The International Telecommunication Union takes a similar approach but its innovation challenge targeted business ideas to tackle the often neglected creation of local content.The ITU was “looking for the most promising tech start-ups aimed at inspiring the creation, aggregation or digitization of local content, particularly in non-Latin scripts.” Its community of over 4,000 members has developed 32 serious business ideas. Further more, the UNDP Eurasia has not only requested ideas for alternative energy solutions for rural areas but has also tested new funding models through crowdfunding.
The rise of social innovation addresses the need for more radically open systems without organisational boundaries, in a bid to find alternative solutions to problems elsewhere and in a more transparent way. Social innovation empowers people and their ideas to:
- Identify needs and problems and create a motivating environment, in which colleagues and stakeholders can openly share opinions to create solutions to the problems that affect them.

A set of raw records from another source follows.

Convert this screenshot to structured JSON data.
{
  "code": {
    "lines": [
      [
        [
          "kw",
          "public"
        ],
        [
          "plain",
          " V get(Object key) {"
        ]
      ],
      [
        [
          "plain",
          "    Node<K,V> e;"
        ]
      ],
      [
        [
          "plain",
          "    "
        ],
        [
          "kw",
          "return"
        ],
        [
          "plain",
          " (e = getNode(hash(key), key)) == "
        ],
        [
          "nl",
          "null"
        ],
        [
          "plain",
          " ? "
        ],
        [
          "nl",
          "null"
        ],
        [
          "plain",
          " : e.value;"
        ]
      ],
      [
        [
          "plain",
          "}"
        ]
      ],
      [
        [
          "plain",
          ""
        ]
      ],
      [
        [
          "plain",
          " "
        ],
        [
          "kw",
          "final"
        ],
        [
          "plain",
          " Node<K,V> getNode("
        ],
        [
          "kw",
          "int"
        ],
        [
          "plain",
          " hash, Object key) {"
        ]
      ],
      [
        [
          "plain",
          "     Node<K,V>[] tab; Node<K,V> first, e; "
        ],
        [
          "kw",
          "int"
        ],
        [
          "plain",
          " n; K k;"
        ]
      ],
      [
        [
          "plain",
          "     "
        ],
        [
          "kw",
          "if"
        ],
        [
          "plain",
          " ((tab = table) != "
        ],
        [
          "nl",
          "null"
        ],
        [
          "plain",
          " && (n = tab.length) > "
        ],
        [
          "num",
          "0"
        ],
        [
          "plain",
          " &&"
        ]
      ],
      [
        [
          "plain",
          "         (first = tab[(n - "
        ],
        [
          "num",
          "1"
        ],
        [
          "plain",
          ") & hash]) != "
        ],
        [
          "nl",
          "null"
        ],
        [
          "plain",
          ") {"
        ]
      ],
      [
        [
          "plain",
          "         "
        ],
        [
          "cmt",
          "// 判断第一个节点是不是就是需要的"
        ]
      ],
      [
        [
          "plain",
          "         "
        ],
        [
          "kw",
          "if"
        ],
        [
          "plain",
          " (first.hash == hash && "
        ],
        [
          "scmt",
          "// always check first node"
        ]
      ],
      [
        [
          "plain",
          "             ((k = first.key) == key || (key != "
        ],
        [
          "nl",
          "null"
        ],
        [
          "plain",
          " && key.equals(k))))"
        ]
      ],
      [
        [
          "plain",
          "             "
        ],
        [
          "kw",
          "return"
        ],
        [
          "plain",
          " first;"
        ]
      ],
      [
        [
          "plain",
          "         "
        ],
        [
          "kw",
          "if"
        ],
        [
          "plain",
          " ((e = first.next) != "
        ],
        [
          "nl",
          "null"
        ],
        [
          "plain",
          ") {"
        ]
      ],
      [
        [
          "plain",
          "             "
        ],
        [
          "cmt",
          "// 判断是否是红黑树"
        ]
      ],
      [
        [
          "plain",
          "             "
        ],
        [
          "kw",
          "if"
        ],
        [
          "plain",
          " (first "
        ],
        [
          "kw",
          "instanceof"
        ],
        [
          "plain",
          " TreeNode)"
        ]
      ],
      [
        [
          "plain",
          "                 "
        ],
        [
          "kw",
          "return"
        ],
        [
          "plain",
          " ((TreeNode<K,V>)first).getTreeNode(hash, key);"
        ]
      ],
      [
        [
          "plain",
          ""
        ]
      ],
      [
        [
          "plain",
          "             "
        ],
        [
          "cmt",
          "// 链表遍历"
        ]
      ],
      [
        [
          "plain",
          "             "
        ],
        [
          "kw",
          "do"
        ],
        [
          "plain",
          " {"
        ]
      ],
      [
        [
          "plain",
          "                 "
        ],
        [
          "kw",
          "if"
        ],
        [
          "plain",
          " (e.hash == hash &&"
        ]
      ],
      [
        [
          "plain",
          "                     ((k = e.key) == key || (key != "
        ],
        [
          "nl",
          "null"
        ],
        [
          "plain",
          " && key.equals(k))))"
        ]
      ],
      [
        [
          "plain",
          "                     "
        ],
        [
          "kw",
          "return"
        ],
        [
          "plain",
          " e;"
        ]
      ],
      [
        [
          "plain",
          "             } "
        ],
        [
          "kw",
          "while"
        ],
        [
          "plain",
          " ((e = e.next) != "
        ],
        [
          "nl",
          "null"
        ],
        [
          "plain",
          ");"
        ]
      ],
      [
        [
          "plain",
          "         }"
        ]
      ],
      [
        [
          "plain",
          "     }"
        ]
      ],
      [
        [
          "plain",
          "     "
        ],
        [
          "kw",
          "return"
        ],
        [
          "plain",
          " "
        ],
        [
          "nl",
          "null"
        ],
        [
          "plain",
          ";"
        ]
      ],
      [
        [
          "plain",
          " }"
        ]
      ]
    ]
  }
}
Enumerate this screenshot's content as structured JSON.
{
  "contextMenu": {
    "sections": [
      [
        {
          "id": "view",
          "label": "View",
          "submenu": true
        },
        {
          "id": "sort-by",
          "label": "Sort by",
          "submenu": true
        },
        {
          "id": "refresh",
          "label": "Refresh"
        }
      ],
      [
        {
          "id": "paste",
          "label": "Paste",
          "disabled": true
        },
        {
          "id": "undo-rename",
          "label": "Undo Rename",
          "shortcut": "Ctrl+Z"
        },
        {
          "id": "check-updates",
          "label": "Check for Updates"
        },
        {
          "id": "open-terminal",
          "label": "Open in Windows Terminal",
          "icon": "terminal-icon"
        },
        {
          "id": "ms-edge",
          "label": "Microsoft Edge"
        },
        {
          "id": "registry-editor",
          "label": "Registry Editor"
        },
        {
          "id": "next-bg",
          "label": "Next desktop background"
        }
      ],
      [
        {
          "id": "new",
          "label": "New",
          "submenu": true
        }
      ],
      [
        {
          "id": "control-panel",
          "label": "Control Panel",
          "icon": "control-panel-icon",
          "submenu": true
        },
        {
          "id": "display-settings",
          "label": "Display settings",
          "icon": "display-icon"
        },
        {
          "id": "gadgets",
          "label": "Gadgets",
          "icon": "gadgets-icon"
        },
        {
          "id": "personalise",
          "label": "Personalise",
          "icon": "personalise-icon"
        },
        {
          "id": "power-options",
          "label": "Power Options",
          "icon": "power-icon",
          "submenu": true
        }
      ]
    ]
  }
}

- Offer new channels to collaborate constructively and systematically on bottom-up solutions, with the participation of those who will actually benefit.
- Develop ideas in a rapid-prototyping form, apply solutions and jointly learn from the collaborative process and outcome right from the start.
- Be open and consider all potential models to implement solutions, including both commercial and for non-profit (social business) models.
The GIZ has been very active supporting the ICE innovation hubs in Ethiopia and Egypt. These are based in co-working spaces, in which people can share and brainstorm together to come up with ideas on social or development issues. For instance, the creation of an urban garden programme to set up roof-tops gardens in the city of Cairo. A similar approach is undertaken by the World Bank that funds innovation hubs to empower entrepreneurs and agents of change with great ideas in various fields and supports existing initiatives across Africa, which experiment with new funding models to reach people with great ideas.
The result is a growing ecosystem for open and social innovation bringing together various actors from the for-profit and non-profit sector. Open events such as hackathons host programmers and other skilled people for a day or a weekend to tackle specific challenges. Such as the Energy Hackday in Berlin, organized by The Open Knowledge Foundation Germany in cooperation with the utility Vattenfall. At the main event, people developed new ideas using electric consumption data. Before and after the event, Vattenfall worked with different audiences on product ideas and consumer transparency. Similar events have taken place within the open government field. Public administrations have opened their doors to programmers to develop better citizen services such as mobile apps. It is worth mentioning that social innovation transcends these offline events – the collaboration does not end at the event; in contrary, all participants continue to be connected through social networks, on which they keep on collaborating after the event.
About the Author
Christian Kreutz is an author, speaker, strategic advisor and expert in open and social innovation. He has been advising for over 10 years organizations such as the World Bank, GIZ, UNDP, Nesta, Deutsche Welle and the Bertelsmann Foundation, providing them with the necessary insights and tools to build their corporate innovation capabilities. As the director of Crisscrossed GmbH, he has developed various projects such as WE THINQ – a social software for change makers to empower citizens, employees and stakeholders to asses challenges and find creative solutions through new forms of cooperation. He believes in the power of transparency and holds the potential of open and shared knowledge as the foundation for sustainable innovation. He writes about his journeys on social innovation and the use of information and communication technologies centered on people on his widely cited blog www.crisscrossed.net.